I recently had the opportunity to spend a day listening to Tony Attwood speak at the Asperger's Manitoba conference. Wow. I think it was the best conference I have ever been to. Although he was talking about Aspergers, I think some of the things he said could apply in many different situations.
I tried reading his book, The Complete Guide to Aspergers Syndrome, but did not make it through very much as it was not a light read. I find that with everything going on in my "full" life (How fortunate I am to lead a busy, overwhelming, hectic life) that I just don't have the concentration left for a heavy read.
However, he is way different in person. He's absolutely brilliant. I am still trying to digest everything that I heard, and I expect I will be posting several little tidbits here in the weeks to come.
One thing he suggested has really stuck with me. He recommended teaching the person to say, "I'm the kind of person who... has difficulty in loud environments, gets nervous around other people, needs to know what to expect, has difficulty with change, etc."
It seems so simple, but there are several things I love about this. First of all, it gives a person the opportunity to let people know what his or her needs are. It also normalizes those needs, as it implies that there are other people with those same needs. It eliminates the need for too much self-disclosure, and keeps the focus on the specific situation.
Everybody has different needs.
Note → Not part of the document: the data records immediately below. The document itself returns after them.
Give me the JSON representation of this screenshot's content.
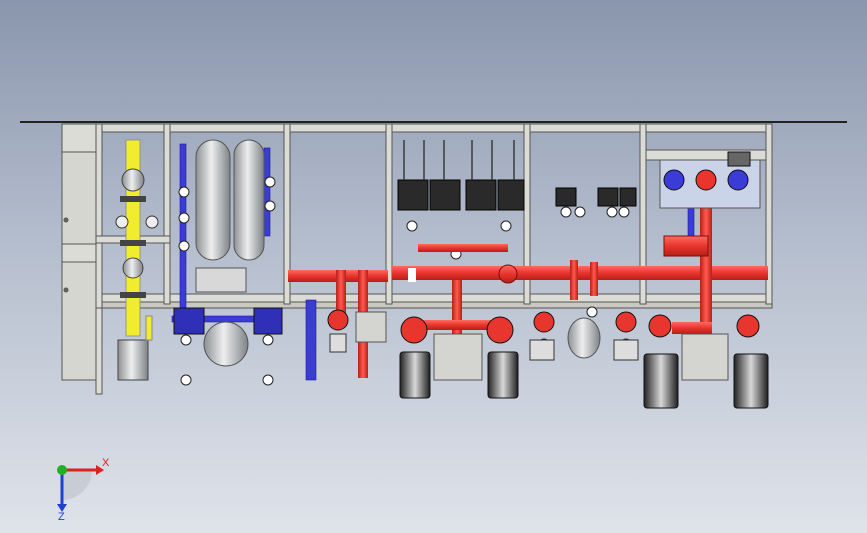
{
  "viewport": {
    "background_top": "#8a96ad",
    "background_bottom": "#dfe3ea"
  },
  "colors": {
    "frame": "#dcdcd6",
    "frame_edge": "#555555",
    "pipe_red": "#e8352e",
    "pipe_blue": "#3b3bd6",
    "pipe_yellow": "#f2ec2e",
    "steel": "#c4c6c8",
    "motor_dark": "#2a2a2a",
    "axis_x": "#e02020",
    "axis_y": "#20b020",
    "axis_z": "#2040d0"
  },
  "triad": {
    "x_label": "X",
    "z_label": "Z",
    "origin_icon": "coordinate-triad-icon"
  }
}
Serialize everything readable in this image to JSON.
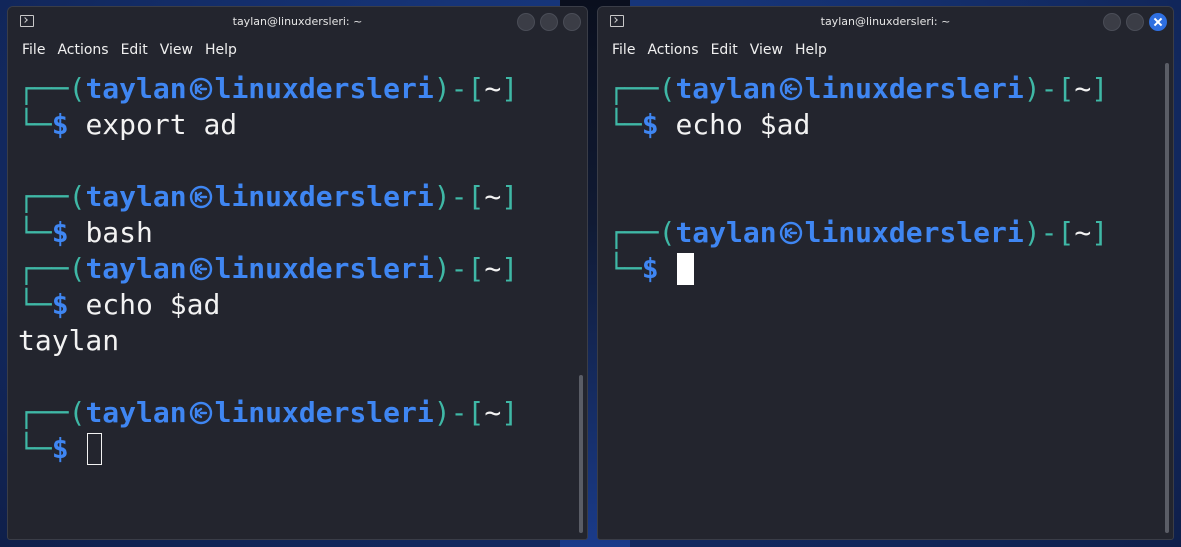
{
  "windows": [
    {
      "id": "left",
      "title": "taylan@linuxdersleri: ~",
      "menu": [
        "File",
        "Actions",
        "Edit",
        "View",
        "Help"
      ],
      "prompt": {
        "open": "┌──(",
        "user": "taylan",
        "host": "linuxdersleri",
        "mid": ")-[",
        "cwd": "~",
        "close": "]",
        "corner": "└─",
        "dollar": "$"
      },
      "lines": [
        {
          "kind": "prompt-top"
        },
        {
          "kind": "prompt-cmd",
          "cmd": "export ad"
        },
        {
          "kind": "blank"
        },
        {
          "kind": "prompt-top"
        },
        {
          "kind": "prompt-cmd",
          "cmd": "bash"
        },
        {
          "kind": "prompt-top"
        },
        {
          "kind": "prompt-cmd",
          "cmd": "echo $ad"
        },
        {
          "kind": "output",
          "text": "taylan"
        },
        {
          "kind": "blank"
        },
        {
          "kind": "prompt-top"
        },
        {
          "kind": "prompt-cursor",
          "cursor": "hollow"
        }
      ],
      "active": false
    },
    {
      "id": "right",
      "title": "taylan@linuxdersleri: ~",
      "menu": [
        "File",
        "Actions",
        "Edit",
        "View",
        "Help"
      ],
      "prompt": {
        "open": "┌──(",
        "user": "taylan",
        "host": "linuxdersleri",
        "mid": ")-[",
        "cwd": "~",
        "close": "]",
        "corner": "└─",
        "dollar": "$"
      },
      "lines": [
        {
          "kind": "prompt-top"
        },
        {
          "kind": "prompt-cmd",
          "cmd": "echo $ad"
        },
        {
          "kind": "blank"
        },
        {
          "kind": "blank"
        },
        {
          "kind": "prompt-top"
        },
        {
          "kind": "prompt-cursor",
          "cursor": "solid"
        }
      ],
      "active": true
    }
  ],
  "colors": {
    "terminal_bg": "#23252e",
    "prompt_frame": "#3fb8a6",
    "prompt_user_host": "#3f86f2",
    "command_text": "#f2f2f2",
    "close_button_active": "#2f6fe0"
  },
  "icons": {
    "window_icon": "terminal-icon",
    "separator_icon": "kali-dragon-icon",
    "window_buttons": [
      "minimize-icon",
      "maximize-icon",
      "close-icon"
    ]
  }
}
As Temple Grandin says, "If you have met one person with autism... You have met one person with autism." The same can be said for anything else, including schizophrenia, Aspergers, brain injuries, and even no diagnosis.
However, with almost any issue we have, there are other people in the world who have that same issue. We can take comfort in this because we are not alone (even though it seems like it). The online world is great in that it helps to bring people with similar issues together.
Saying "I'm the kind of person who..." finds a nice balance between recognizing a person's individual needs at the same time as recognizing that those needs are also shared by other individuals. It makes it not about the disability, but about the individual person.